Over at his blog 'Digressions&Impressions' today, Eric Schliesser writes of his experience reading cover letters on a hiring committee:
What I have learned from reading 400 cover letters is how at the start of their careers (most of the applicants fit this category), few people are capable of characterizing their own research to professional peers. (The previous sentence is compatible with the thought that these letters are not an unbiased sample.) By this I mean that almost nobody conveys what is distinctive about their research. By 'distinctive' I mean, what's the key insight, trick, or contribution one is using (e.g., applying and refining the PSR to problems of inter-generational justice) or central research program (e.g., using formal features of Scotus's philosophy of mind to develop new accounts of political representation).
...notice (a) that you don't need to limit yourself to a single sentence; one can easily use a paragraph or two to characterize one's research if it conveys distinctive quality of one's would-be-contribution. In addition, (b) there is a world of difference between superficiality and succinctness (e.g., any good Haiku). And if one is worried about overselling, one can always qualify one's' distinctive contribution in various ways.
Now, one may think that a research statement is the proper site of conveying the distinctness of one's research agenda/project or contribution. Fair enough. But (i) not all application processes demand a separate research statement. And (ii) what I have said about cover letters is also true of a research statement. I can't tell you how many of the presentations of people's research are nearly indistinguishable from each other, stringing together key buzz words about a field (even characterizing the field in homogeneous ways) without saying anything about what's so special about their contribution.
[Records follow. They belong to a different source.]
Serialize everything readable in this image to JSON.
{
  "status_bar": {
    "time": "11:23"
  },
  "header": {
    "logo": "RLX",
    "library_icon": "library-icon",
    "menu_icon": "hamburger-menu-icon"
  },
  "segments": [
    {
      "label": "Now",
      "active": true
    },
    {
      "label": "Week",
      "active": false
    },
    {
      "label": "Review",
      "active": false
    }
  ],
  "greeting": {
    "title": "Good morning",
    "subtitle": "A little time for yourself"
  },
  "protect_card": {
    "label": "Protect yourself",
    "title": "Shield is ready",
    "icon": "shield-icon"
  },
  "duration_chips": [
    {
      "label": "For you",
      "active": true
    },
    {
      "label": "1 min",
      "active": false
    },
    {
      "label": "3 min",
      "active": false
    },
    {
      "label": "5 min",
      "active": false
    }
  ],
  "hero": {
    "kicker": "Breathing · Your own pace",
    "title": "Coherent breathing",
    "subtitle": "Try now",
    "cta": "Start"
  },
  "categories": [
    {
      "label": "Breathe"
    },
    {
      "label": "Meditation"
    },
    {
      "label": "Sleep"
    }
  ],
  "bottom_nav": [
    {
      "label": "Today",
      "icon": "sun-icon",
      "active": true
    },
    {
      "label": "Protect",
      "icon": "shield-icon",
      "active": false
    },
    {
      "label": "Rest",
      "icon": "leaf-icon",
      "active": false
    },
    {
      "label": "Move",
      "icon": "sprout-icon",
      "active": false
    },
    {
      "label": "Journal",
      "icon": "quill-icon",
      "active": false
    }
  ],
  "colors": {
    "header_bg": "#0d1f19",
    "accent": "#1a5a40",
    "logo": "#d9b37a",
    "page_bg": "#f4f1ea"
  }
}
In the comments section, a reader Chris Brooke also helpfully writes:
When my wife wrote a brief guide to writing a good cover letter in 2014, she had a similar thought:
*** For research, talk about what you’ve done, what you are going to do next, and, crucially, why it is all both interesting and important. Keep the ‘so what?’ question absolutely central: why does your research matter? How is it going to change the way that other people think about, research and teach...
Having served on hiring committees as well, these points seem to me exactly right. The real tricks, though, are (A) making the novelty of your research come across clearly and succinctly to non-specialists, while also (B) not coming off cloying or arrogant. These are difficult things to do, and many cover letters run afoul of one or the other (viz. either being too impenetrable for a non-specialist, or coming off as hyperbolic). As I explained here, the best way to present one's research--both in a cover-letter and in a research statement--is not to go into excruciating detail or wax poetic about how "groundbreaking" your research is, but instead simply describe in the simplest, most down-to-earth, descriptive/neutral terms precisely what your project is, what is original about it, and where you intend to take it in the future (something hiring committees also care about, as it is important to show that your research program has "legs", or long-term potential for development).
Anyway, I encourage readers to read Schliesser's post. I think it's very helpful!